### Available data
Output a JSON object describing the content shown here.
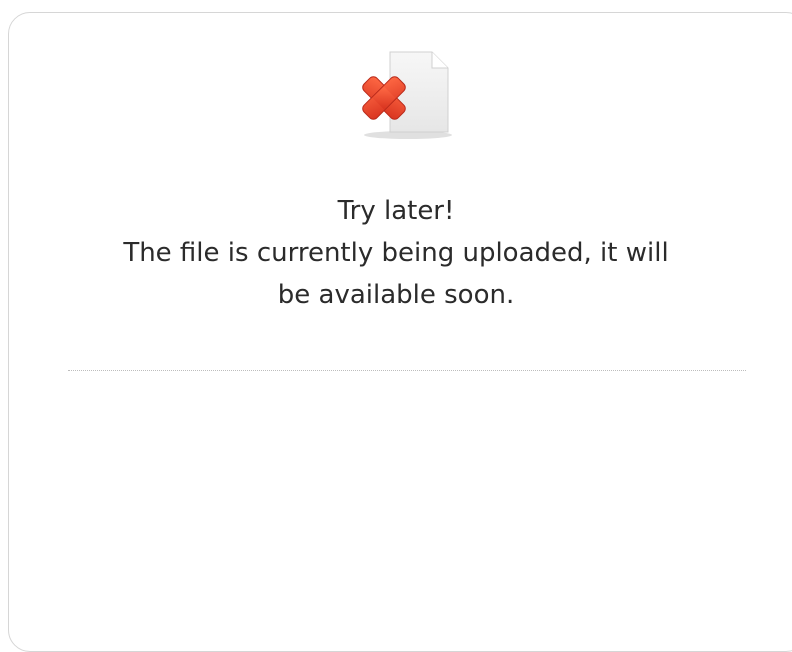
{
  "status_icon": {
    "name": "file-error-icon"
  },
  "message": {
    "title": "Try later!",
    "line1": "The file is currently being uploaded, it will",
    "line2": "be available soon."
  },
  "colors": {
    "border": "#d6d6d6",
    "text": "#2b2b2b",
    "x_mark": "#e8472a",
    "divider": "#bdbdbd"
  }
}
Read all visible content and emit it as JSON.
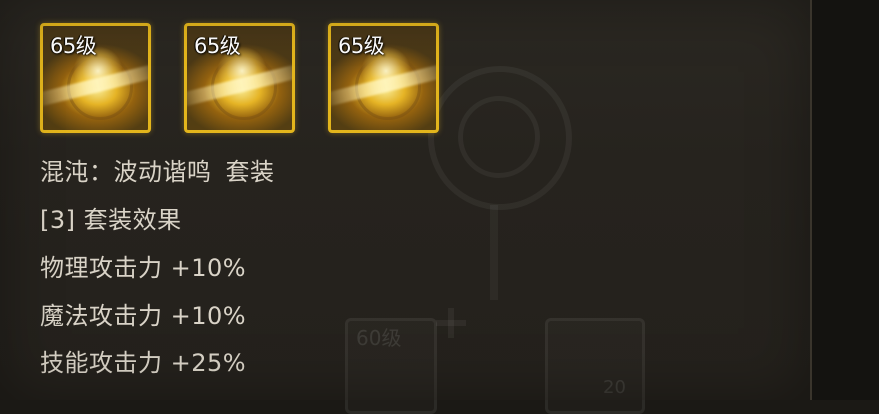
{
  "items": [
    {
      "level": "65级",
      "icon": "chaos-armor-icon"
    },
    {
      "level": "65级",
      "icon": "chaos-shoulder-icon"
    },
    {
      "level": "65级",
      "icon": "chaos-belt-icon"
    }
  ],
  "set": {
    "name": "混沌：波动谐鸣",
    "suffix": "套装"
  },
  "bonus": {
    "header": "[3] 套装效果",
    "lines": [
      "物理攻击力 +10%",
      "魔法攻击力 +10%",
      "技能攻击力 +25%"
    ]
  },
  "background": {
    "slot_level": "60级",
    "slot_count": "20"
  },
  "colors": {
    "slot_border": "#e3b51c",
    "text": "#d9d3c7",
    "panel": "#28251f"
  }
}
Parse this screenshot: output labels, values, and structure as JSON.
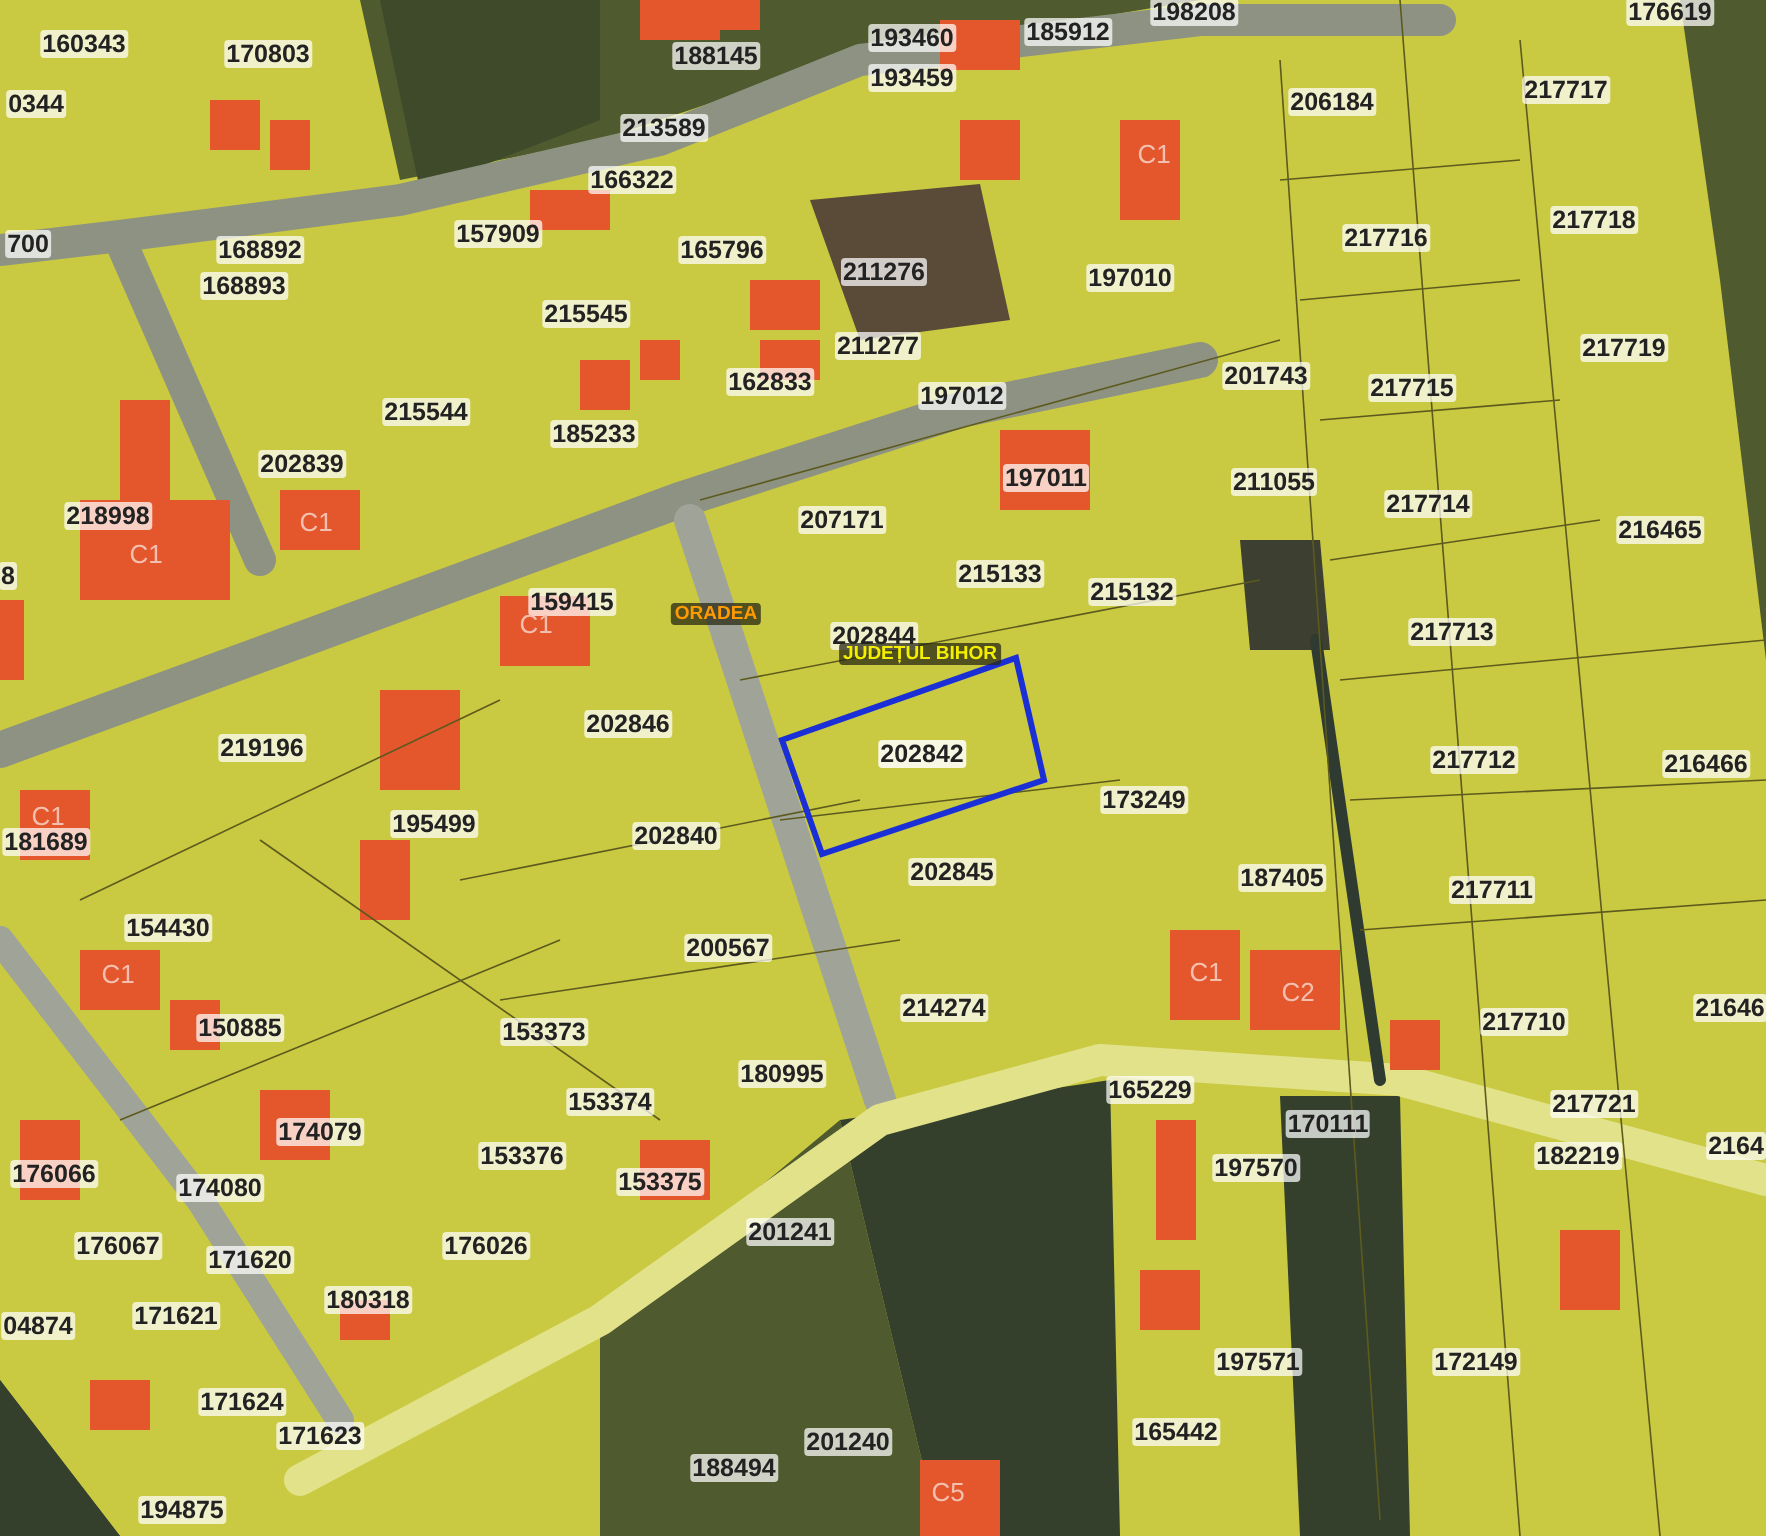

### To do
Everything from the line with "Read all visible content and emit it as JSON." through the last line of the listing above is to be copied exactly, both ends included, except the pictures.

### Answer for the task
Read all visible content and emit it as JSON.
{
  "items": [
    {
      "level": "65级",
      "icon": "chaos-armor-icon"
    },
    {
      "level": "65级",
      "icon": "chaos-shoulder-icon"
    },
    {
      "level": "65级",
      "icon": "chaos-belt-icon"
    }
  ],
  "set": {
    "name": "混沌：波动谐鸣",
    "suffix": "套装"
  },
  "bonus": {
    "header": "[3] 套装效果",
    "lines": [
      "物理攻击力 +10%",
      "魔法攻击力 +10%",
      "技能攻击力 +25%"
    ]
  },
  "background": {
    "slot_level": "60级",
    "slot_count": "20"
  },
  "colors": {
    "slot_border": "#e3b51c",
    "text": "#d9d3c7",
    "panel": "#28251f"
  }
}
Parse this screenshot: output labels, values, and structure as JSON.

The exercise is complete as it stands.